I've been spending days going through my collection trying to get an accurate inventory so I can finally start doing some trading and selling. Last night I came across all my old 2600 Connection newsletters from issue 8 on. Thumbing through these really brought back the memories! I can still remember getting excited by the weekly finds at thrift stores and garage sales. The next issue of 2600 Connection was always eagerly awaited to see what games would be highlighted and maybe find someone else willing to trade or sell items I yet need. (ebay didn't exist). I can still remember the day at a flea market that I decided to start collecting. I loved the games and systems and it was a cheap collecting option (as compared to stamps, comics, etc.) In some ways it can still be a cheap collecting option, but if you're a completist like me that's no longer true. The sales brochures from the early 90's mixed in with my 2600 Connection newsletters have some of the big rarities across all platforms for under $100 back then. Now you can't touch them for under $2000. I guess for a hobby to flourish, you need interest. Unfortunately that interest also tends to drive up some prices to unreachable levels for most. Such is life with supply & demand I guess. Too bad.
In any case, I wanted to express thanks for any of the folks involved with publishing the 2600 Connection if they are around here. It's a great newsletter! Well written and still fun to read. It really takes me back to days when it was so much easier to add to my collection. Well done to Tim Duarte and the rest of the Connection crew. You are appreciated.

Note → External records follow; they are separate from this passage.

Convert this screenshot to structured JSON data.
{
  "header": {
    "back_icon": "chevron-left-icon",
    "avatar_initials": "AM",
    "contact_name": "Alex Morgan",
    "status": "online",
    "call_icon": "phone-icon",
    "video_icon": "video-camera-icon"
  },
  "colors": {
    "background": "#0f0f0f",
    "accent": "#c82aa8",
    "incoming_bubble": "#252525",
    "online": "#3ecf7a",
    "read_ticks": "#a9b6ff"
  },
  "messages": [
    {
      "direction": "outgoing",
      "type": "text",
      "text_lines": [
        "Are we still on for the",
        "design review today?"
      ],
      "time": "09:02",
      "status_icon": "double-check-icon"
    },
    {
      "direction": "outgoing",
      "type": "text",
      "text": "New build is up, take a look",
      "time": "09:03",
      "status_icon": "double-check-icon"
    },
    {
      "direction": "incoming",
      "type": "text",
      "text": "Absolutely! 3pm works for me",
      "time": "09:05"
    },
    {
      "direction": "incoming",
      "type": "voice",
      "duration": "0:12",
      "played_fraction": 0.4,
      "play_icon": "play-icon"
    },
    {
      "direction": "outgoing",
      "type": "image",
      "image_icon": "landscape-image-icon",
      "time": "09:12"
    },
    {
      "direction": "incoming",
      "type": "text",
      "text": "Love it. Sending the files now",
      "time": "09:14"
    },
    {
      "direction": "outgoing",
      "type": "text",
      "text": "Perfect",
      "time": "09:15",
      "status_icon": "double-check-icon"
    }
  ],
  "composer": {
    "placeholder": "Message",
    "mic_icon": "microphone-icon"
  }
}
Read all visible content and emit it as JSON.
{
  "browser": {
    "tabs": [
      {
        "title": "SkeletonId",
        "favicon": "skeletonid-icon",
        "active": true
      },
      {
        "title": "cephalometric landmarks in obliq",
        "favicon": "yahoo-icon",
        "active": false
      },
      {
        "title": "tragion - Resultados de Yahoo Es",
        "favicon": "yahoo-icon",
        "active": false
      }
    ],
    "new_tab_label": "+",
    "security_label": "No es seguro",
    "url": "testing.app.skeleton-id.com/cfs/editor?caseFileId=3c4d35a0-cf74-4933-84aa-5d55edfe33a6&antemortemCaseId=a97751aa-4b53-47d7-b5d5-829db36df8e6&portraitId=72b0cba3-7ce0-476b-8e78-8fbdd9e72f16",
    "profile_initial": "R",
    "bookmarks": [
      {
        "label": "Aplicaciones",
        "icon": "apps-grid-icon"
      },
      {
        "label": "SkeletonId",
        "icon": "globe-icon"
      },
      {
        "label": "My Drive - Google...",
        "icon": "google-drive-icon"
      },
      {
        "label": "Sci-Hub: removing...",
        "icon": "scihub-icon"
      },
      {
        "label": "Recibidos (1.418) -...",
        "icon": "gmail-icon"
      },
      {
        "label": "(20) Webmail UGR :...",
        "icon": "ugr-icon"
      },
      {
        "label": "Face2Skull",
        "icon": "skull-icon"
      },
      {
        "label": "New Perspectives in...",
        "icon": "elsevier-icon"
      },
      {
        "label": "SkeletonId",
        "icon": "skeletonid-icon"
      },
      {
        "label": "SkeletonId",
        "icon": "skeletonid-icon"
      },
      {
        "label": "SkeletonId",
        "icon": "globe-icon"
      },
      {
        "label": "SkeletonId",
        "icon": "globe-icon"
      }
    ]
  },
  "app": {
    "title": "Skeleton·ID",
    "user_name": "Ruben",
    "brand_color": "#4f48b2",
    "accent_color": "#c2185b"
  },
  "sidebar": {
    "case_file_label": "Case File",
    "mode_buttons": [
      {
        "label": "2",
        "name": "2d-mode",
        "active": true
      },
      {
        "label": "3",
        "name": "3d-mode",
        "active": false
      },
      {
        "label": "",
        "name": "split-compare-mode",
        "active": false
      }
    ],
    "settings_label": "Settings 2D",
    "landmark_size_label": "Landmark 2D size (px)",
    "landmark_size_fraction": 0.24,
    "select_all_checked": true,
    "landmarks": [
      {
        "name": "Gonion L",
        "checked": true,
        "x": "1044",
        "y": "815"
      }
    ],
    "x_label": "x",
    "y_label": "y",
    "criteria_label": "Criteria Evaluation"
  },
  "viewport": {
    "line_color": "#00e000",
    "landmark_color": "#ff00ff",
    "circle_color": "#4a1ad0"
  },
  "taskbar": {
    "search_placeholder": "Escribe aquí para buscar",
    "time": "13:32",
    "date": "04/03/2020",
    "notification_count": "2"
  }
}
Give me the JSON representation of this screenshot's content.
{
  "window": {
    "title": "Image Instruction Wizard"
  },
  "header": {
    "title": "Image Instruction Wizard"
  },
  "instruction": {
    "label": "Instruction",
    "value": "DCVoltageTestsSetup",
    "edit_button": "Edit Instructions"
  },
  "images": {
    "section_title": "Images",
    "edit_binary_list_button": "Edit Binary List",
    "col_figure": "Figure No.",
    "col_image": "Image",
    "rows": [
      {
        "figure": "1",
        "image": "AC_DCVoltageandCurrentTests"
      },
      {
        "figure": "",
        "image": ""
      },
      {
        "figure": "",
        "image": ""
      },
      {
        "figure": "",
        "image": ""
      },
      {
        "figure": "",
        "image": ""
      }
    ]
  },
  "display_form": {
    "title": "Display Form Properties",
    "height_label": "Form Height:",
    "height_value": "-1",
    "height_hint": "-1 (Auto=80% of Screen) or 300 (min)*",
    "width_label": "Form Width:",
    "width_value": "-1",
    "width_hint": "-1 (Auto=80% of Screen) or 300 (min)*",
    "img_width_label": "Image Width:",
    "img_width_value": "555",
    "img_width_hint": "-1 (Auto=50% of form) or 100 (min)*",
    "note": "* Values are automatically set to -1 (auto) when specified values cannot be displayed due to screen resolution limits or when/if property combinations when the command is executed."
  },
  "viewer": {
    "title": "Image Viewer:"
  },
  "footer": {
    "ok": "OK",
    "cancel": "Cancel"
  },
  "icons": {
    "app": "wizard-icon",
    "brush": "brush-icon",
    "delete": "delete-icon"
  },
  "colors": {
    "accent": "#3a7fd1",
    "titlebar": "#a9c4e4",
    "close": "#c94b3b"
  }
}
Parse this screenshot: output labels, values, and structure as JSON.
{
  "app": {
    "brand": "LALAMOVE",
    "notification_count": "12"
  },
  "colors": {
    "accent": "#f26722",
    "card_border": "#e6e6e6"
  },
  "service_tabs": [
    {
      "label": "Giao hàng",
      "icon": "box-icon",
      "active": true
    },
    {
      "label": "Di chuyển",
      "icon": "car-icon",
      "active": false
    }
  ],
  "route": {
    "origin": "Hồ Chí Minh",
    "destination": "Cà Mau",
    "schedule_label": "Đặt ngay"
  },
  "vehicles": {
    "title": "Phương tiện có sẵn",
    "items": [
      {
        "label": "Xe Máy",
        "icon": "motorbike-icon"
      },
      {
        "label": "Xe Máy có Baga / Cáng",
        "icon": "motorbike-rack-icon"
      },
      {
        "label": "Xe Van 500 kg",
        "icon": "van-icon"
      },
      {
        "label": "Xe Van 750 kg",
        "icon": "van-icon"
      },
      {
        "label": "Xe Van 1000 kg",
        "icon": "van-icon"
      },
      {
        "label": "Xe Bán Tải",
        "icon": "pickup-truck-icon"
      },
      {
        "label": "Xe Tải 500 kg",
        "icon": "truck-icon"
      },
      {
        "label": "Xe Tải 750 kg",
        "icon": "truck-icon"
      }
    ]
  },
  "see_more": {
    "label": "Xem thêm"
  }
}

Thanks for the compliments, Bill. Many of us are still around and I am always logging in to AA to check on the forums to see what is going on. Albert was also kind enough to give the 2600 Connection its own subforum under the Publications section. I'd like to utilize that subforum some more. Maybe we can start up some discussions about the newsletter. It's funny whow that was over 20 years ago when we started the print newsletters... everything was focused on mail order. There was this place PLEASANT VALLEY VIDEO GAMES... just came across their catalog. I've got to scan this and share it with everyone. Looking at the prices it is hilarious to see how cheap rare games were then...
I used to receive the 2600 connection, it was great when we didn't have the all these wonderful online resources that we enjoy today, like Atariage.com. I can't remember how I signed up for the newsletter, it must have been advertised in one of the gaming mags at the time that I was reading. Regardless, it was a great little thing to receive during a time when it was easy to think that a person was alone in enjoying the 2600.